Farmers are hard workers. But in the early 19th century everything was done by hand and the work was tiring, slow and required masses of man and horse power. It also meant that food supply was unreliable. If you want to get a feel for what it was really like to live on a Victorian Farm check out this fab programme.
- The Heat
There wasn’t any. It was bloody freezing in the winter. Chilblains. Layers of clothing. Lighting smoky fires in damp rooms to try and introduce a bit of warmth. If you were lucky enough to have coal.
- The Smog
The industrial revolution meant that everything was powered by coal and with the mass burning of this black fossil fuel, the air was overcome with pollution. Buildings were black. The air choked. And people were sick. Lung diseases were rampant. You had better hope you were born into the countryside.
- The Rats

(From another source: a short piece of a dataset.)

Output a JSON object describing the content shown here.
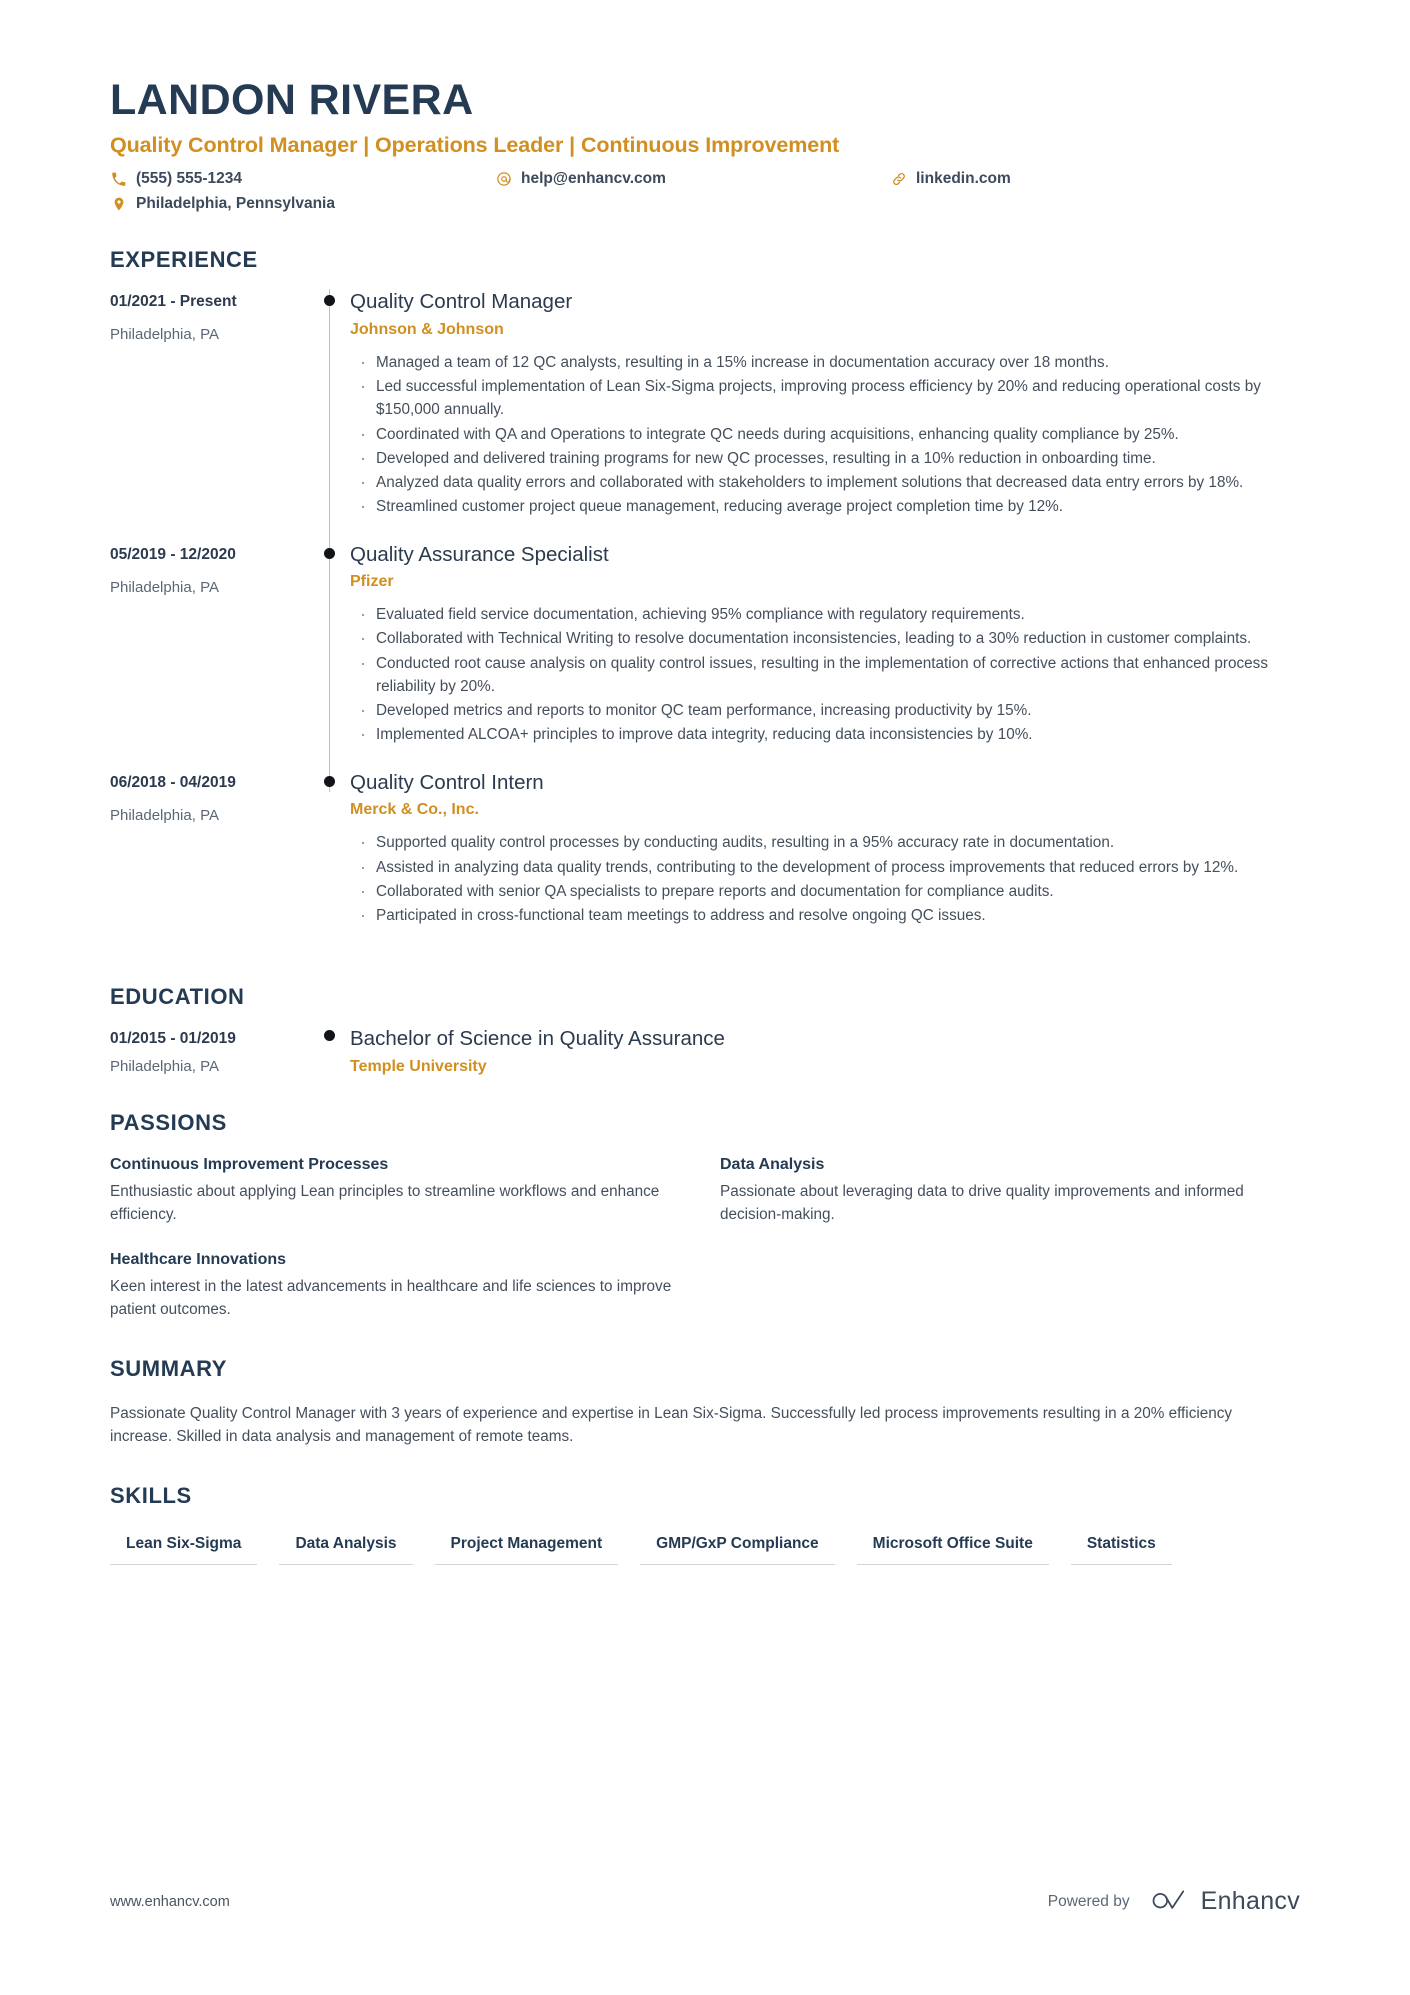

Everywhere. When I visited Lissadell House in County Sligo, Ireland this year, they told a story of how 300 rats were caught in the kitchen in one week in the mid 19th century. While people hated rats, they would have been much more used to them than we are today. *shudders*
The antibiotics and vaccines that we take for granted today mean that we expect to live a healthy and disease free life. Not so in the 19th century. Illnesses that are almost unheard of today wiped out children and adults and often left them with irreparable damage such as deafness or disablement. We may like to moan about the current state of the health service but hey, at least there is a service. In those days, treatment often involved praying over the sick and hoping for the best.
- The Babies
One of the saddest things I’ve read about is the infant mortality rate in the 19th century. People didn’t just lose babies, they expected to lose them. Families were large to take account of the almost certainty that there would be still births or child deaths at some stage. Heartbreaking.
Washing was women’s work back in the day. It usually happened on Mondays. If you could afford it, you might be able to send some items out to launder, but for most normal families the woman at home took this mighty task on. Think rubbing at stains, boiling huge vats of water for soaking, scrubbing over and over, rinsing, more soaking and then wringing out do dry. Oh and ironing. No washing machines, tumble driers or electric iron. If you had a mangle you were doing super well. Think I would have just stayed in my dirty clothes.
Sending children to school wasn’t seen as a necessity. What was necessary was putting food on the table to eat. Campaigns to introduce education to allow children upskill and try to break free from the poverty trap did have an influence and eventually compulsory education was introduced as we know it today. Still there was the corporal punishment. And the learning everything by heart. And still leaving by the age of 12 anyway. You should never complain about final year exams again.
- The divide between rich and poor
The reason we think about the Downton Abbeys and Mr Darcy’s and Jane Austen’s is because this is the legacy we have been left with. The rich wrote about their lives and left us with fine stately homes filled with antiques to go visit. The hovel that the Jones’ lived in with their 18 children has long been demolished. And so we need to delve deeper to find out how most people really lived. The majority of people did not lead a privileged life. They struggled. To survive. To eat. To keep their children alive. I am fascinated by the 19th century, but having done my research I am so glad that I wasn’t born then. Even if the dresses were fabulous. And the corsets tight. And the men handsome with their beards.
Do you think we romanticise the past? Have you ever thought about what it was like to live then? I’d love to hear from you.